[Start of Attachment]

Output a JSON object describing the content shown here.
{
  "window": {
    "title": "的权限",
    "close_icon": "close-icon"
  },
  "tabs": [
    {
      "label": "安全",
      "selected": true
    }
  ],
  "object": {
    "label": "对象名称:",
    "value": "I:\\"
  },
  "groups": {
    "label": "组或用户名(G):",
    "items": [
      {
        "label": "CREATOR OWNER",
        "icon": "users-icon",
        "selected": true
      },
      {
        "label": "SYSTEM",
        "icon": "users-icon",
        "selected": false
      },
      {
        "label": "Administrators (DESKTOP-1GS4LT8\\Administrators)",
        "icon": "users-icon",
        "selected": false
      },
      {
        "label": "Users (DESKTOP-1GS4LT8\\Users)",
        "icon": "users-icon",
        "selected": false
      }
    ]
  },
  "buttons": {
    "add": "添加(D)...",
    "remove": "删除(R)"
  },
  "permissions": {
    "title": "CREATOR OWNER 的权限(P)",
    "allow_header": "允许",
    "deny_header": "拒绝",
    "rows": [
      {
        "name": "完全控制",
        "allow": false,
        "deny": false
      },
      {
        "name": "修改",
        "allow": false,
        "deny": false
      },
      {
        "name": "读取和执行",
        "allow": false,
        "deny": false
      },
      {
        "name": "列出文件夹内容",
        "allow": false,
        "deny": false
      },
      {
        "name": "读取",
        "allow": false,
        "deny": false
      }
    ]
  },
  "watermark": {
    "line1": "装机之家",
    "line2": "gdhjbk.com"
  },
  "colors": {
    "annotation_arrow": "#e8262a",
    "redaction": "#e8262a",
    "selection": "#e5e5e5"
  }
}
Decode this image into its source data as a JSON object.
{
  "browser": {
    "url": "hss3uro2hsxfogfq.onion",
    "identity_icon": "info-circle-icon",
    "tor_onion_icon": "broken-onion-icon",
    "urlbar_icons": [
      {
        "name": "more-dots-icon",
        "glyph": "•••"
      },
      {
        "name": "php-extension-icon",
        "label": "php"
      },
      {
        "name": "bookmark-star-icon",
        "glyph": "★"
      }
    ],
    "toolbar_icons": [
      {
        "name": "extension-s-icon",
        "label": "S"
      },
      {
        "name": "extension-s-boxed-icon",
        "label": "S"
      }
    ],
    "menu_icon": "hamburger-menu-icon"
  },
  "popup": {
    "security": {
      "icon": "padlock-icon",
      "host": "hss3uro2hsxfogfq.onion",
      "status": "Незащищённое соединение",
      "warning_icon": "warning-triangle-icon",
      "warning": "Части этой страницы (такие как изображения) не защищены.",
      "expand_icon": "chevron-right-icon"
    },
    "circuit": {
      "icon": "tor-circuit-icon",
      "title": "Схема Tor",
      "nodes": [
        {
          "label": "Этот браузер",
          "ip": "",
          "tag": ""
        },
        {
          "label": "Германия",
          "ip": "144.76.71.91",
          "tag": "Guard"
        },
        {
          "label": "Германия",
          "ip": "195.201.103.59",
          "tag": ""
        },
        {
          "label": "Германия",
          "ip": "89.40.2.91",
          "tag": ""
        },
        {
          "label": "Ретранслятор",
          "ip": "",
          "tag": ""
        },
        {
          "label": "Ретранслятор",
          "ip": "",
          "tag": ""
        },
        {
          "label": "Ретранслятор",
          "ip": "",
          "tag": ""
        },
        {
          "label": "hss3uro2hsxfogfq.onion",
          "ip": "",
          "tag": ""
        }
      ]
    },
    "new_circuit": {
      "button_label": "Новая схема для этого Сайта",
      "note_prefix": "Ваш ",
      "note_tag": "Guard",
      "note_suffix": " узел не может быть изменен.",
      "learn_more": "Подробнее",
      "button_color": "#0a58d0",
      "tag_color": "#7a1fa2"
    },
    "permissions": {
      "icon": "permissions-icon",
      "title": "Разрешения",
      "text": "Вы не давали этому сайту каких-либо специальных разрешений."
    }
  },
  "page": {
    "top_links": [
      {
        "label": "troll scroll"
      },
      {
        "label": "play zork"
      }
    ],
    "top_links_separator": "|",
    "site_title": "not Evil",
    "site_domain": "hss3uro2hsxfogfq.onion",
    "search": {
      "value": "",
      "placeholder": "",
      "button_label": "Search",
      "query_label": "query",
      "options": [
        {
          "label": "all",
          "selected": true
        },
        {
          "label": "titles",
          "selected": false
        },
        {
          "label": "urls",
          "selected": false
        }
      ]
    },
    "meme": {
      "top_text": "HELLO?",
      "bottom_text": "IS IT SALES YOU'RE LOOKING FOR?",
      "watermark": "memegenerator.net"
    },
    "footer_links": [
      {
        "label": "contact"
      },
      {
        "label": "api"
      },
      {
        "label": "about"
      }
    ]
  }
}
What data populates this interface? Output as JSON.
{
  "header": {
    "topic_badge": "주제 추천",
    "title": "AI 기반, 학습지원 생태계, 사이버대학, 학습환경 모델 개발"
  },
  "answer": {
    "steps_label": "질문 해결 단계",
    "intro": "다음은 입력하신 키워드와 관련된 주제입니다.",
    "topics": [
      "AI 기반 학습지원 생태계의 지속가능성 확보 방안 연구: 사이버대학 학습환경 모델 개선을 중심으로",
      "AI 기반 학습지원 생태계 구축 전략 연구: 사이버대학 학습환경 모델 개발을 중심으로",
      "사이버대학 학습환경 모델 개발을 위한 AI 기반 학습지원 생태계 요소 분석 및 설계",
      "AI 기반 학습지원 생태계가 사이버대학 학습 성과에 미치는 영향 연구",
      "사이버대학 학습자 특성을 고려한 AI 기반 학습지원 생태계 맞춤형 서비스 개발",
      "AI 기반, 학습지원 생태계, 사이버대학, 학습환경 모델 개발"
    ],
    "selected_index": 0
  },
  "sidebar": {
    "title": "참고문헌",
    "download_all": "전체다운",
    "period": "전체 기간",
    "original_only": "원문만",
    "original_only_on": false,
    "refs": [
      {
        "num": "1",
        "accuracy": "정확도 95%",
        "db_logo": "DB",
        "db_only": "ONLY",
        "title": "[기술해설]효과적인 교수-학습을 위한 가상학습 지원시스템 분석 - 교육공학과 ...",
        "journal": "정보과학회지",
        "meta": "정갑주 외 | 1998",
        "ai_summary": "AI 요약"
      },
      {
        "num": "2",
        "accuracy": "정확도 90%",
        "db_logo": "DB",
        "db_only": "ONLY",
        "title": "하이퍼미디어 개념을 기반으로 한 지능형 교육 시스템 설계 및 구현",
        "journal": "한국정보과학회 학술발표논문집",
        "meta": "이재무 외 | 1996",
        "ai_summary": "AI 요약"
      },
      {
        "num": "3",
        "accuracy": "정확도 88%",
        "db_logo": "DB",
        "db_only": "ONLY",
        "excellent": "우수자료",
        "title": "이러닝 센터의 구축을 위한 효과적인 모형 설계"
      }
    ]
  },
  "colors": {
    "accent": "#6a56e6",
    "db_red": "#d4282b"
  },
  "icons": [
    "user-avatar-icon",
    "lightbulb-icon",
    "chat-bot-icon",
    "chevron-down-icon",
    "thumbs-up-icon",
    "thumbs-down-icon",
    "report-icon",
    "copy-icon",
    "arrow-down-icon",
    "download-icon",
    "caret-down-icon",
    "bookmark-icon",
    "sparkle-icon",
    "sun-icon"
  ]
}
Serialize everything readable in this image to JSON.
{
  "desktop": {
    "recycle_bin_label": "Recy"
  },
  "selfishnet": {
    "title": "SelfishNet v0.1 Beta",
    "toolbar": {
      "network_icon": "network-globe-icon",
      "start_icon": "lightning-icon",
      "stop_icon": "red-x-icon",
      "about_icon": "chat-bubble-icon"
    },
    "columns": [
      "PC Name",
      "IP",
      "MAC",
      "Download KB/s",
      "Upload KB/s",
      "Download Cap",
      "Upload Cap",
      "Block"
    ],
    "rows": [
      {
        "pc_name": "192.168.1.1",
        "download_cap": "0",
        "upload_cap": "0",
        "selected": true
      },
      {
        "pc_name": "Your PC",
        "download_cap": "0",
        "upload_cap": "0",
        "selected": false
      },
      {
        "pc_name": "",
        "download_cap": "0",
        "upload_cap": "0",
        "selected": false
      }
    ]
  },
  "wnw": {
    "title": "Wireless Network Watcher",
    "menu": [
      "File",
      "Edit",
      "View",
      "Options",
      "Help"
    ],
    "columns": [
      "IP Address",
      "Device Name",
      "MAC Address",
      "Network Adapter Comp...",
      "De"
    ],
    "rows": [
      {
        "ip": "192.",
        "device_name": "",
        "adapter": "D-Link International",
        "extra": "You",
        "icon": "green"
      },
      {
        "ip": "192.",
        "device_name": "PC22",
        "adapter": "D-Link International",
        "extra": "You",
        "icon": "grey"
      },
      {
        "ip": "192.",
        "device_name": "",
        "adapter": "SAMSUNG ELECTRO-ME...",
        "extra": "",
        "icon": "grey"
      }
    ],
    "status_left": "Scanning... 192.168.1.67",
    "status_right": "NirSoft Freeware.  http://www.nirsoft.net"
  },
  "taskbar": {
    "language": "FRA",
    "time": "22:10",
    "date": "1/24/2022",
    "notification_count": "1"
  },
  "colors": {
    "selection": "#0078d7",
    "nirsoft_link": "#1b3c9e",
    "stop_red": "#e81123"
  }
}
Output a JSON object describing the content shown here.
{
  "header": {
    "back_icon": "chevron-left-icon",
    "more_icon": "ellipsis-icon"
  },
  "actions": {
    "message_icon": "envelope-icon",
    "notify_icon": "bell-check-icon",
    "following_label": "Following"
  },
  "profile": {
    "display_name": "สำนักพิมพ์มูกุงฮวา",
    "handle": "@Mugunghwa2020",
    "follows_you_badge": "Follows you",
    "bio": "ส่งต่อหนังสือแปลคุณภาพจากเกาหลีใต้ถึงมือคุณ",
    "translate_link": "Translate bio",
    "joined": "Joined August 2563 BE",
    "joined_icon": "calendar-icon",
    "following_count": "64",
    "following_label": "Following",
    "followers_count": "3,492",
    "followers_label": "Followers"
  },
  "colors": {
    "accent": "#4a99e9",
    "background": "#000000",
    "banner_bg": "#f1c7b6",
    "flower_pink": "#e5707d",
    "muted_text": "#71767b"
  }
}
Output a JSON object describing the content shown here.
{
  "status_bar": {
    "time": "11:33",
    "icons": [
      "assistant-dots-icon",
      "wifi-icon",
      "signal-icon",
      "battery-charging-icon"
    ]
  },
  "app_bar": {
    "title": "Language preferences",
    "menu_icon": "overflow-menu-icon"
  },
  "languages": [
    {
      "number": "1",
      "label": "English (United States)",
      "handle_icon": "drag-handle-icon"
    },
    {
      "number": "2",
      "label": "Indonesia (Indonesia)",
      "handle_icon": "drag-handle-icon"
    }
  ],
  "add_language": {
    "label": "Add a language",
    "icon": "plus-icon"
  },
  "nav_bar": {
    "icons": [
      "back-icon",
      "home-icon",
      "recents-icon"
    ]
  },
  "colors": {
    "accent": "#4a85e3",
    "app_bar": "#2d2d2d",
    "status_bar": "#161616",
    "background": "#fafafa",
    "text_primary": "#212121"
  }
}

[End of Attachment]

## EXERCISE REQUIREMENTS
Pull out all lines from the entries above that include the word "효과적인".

## TASK SOLUTION
        "title": "[기술해설]효과적인 교수-학습을 위한 가상학습 지원시스템 분석 - 교육공학과 ...",
        "title": "이러닝 센터의 구축을 위한 효과적인 모형 설계"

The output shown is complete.